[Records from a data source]
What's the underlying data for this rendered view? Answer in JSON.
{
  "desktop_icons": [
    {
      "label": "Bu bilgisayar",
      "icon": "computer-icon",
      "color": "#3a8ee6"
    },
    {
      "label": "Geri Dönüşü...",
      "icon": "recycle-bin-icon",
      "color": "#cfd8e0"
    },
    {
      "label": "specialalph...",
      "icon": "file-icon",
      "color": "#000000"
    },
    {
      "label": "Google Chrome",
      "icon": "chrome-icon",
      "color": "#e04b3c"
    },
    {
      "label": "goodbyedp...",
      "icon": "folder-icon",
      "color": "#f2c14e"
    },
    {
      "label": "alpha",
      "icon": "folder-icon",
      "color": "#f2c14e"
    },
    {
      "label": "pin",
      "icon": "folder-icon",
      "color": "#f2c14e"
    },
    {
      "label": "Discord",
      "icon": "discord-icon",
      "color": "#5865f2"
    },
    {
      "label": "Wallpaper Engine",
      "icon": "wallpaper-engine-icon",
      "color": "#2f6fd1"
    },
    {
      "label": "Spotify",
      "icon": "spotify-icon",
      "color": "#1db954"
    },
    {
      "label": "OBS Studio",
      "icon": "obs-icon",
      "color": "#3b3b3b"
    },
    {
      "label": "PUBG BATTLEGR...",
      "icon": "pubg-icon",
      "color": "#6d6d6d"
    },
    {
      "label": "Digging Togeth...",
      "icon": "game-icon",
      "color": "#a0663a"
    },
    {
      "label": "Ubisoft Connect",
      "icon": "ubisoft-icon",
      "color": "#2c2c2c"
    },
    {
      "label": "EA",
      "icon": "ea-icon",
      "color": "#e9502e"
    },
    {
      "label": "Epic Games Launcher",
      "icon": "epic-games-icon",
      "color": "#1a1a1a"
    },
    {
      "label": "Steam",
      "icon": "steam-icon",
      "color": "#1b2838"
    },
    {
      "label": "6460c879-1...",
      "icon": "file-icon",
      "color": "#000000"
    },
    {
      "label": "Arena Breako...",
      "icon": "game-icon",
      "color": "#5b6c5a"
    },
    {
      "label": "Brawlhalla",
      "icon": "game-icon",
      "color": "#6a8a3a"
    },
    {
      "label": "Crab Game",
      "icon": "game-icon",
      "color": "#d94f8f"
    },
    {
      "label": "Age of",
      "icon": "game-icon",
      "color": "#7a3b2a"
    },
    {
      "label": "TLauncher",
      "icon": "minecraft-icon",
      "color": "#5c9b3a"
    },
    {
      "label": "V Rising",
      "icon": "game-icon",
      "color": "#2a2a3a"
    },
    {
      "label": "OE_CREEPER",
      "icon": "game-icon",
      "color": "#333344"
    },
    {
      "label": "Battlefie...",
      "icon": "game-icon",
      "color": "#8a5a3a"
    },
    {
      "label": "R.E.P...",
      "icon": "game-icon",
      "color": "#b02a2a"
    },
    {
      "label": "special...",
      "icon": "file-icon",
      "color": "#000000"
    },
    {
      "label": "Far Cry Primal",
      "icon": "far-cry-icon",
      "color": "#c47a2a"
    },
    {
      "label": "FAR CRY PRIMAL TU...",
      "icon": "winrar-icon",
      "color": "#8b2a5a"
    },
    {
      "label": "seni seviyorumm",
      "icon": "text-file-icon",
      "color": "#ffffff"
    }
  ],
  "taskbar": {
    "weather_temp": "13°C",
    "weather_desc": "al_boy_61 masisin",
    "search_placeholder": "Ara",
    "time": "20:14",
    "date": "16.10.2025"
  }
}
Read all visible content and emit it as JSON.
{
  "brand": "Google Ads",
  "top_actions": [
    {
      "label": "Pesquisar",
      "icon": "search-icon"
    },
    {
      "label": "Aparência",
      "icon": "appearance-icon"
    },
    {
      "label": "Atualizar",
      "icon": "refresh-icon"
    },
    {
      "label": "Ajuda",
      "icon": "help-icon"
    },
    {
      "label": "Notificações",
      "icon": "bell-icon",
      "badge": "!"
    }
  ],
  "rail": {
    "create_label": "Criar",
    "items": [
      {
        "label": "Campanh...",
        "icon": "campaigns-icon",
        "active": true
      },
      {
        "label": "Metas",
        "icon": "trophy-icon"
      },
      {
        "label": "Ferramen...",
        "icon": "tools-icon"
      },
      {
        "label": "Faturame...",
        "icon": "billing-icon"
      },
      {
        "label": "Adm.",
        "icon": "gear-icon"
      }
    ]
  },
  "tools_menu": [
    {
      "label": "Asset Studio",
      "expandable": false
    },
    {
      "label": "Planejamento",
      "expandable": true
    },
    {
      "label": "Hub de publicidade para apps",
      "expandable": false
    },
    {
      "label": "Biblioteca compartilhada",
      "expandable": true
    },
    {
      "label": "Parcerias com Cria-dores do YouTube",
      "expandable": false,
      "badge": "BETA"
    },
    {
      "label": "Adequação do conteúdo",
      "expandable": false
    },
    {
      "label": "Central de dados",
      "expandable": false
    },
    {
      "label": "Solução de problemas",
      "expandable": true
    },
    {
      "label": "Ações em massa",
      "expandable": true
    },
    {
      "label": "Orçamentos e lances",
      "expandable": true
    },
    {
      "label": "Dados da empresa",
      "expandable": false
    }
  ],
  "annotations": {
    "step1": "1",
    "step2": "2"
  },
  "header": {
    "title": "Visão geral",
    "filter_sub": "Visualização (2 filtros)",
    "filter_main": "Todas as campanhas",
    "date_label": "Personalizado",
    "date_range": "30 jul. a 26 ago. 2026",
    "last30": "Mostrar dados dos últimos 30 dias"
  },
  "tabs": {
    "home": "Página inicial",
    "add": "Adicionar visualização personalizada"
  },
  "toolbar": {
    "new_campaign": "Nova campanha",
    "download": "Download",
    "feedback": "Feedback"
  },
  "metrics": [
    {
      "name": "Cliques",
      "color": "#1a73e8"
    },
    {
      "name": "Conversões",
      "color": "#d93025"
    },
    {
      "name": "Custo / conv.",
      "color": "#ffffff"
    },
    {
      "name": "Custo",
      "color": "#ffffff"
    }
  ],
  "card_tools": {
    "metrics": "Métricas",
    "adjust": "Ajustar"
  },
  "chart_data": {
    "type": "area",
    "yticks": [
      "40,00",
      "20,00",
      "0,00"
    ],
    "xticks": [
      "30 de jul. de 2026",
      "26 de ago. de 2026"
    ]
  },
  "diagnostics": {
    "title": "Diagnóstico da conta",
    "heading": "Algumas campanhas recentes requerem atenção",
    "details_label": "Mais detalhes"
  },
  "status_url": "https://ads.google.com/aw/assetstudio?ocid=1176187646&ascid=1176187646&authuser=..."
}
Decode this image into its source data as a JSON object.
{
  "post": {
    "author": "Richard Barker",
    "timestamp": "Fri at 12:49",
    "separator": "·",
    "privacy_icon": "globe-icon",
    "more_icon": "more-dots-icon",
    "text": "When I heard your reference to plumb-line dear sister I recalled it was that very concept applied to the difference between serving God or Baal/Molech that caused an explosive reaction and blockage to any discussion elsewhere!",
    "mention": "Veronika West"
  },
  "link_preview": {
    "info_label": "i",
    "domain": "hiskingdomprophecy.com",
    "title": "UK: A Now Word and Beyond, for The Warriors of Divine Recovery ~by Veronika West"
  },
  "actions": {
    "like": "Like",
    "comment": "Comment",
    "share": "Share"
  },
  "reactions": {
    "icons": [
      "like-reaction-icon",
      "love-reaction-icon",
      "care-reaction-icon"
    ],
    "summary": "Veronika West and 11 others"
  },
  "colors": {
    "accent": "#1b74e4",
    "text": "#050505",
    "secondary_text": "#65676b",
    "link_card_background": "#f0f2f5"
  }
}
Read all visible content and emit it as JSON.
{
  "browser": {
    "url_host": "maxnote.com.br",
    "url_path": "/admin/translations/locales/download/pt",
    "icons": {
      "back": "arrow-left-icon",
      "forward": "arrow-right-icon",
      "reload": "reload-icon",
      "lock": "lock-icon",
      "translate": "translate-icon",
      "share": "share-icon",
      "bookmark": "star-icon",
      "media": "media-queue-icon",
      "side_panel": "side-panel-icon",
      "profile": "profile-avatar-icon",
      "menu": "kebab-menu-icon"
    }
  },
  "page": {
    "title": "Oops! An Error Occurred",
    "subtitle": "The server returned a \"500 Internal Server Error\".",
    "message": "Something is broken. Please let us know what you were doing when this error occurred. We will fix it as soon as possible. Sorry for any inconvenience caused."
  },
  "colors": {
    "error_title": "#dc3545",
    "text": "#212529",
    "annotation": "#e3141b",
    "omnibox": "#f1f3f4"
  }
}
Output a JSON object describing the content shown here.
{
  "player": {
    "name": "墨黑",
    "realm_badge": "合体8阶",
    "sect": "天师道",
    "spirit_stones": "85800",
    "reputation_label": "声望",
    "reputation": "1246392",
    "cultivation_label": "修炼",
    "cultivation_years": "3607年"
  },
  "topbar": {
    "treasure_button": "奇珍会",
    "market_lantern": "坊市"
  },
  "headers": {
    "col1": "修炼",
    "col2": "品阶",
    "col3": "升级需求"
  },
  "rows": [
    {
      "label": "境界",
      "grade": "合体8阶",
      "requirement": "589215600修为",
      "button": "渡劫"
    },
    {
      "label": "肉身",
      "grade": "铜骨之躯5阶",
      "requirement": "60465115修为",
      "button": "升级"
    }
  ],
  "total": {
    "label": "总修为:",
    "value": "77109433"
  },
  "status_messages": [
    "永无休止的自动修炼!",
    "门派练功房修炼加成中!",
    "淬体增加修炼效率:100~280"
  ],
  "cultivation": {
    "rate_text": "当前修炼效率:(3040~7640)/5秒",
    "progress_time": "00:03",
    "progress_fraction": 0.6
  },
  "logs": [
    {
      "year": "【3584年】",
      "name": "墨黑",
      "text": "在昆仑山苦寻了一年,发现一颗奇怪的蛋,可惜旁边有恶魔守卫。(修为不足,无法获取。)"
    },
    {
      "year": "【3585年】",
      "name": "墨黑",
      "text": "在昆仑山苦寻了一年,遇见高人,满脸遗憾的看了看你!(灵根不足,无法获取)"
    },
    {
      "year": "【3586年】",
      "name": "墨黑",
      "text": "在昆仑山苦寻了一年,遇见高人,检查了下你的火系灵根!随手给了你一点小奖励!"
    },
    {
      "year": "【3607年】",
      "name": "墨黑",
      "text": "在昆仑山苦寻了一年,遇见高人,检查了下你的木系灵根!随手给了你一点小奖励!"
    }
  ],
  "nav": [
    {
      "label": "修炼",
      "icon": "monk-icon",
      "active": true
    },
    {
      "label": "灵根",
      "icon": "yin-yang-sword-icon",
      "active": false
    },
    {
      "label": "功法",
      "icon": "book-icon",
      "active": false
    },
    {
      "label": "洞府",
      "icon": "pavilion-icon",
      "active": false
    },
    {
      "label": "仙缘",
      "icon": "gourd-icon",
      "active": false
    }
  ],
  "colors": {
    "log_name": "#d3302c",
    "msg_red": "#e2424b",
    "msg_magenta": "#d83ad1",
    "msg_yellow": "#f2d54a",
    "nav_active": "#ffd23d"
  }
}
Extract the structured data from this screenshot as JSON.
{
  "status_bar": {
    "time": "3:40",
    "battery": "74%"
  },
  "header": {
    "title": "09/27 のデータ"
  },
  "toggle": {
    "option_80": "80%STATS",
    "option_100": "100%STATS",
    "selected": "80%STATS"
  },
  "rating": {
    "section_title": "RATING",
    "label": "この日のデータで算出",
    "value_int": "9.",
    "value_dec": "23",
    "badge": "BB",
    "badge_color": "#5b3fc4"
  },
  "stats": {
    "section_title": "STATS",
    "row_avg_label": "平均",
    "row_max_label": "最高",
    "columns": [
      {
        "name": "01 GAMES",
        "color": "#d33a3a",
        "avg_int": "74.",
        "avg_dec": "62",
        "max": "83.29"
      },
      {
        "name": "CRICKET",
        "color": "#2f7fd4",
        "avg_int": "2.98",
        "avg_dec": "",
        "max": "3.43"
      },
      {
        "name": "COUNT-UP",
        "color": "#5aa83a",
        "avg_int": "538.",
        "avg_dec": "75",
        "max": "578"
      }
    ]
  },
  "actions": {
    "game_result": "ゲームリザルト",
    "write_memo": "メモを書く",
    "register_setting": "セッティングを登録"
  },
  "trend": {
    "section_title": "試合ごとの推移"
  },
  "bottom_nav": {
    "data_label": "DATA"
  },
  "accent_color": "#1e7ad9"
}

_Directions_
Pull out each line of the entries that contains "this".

_Response area_
What's the underlying data for this rendered view? Answer in JSON.
Decode this image into its source data as a JSON object.
    "message": "Something is broken. Please let us know what you were doing when this error occurred. We will fix it as soon as possible. Sorry for any inconvenience caused."
Extract the structured data from this screenshot as JSON.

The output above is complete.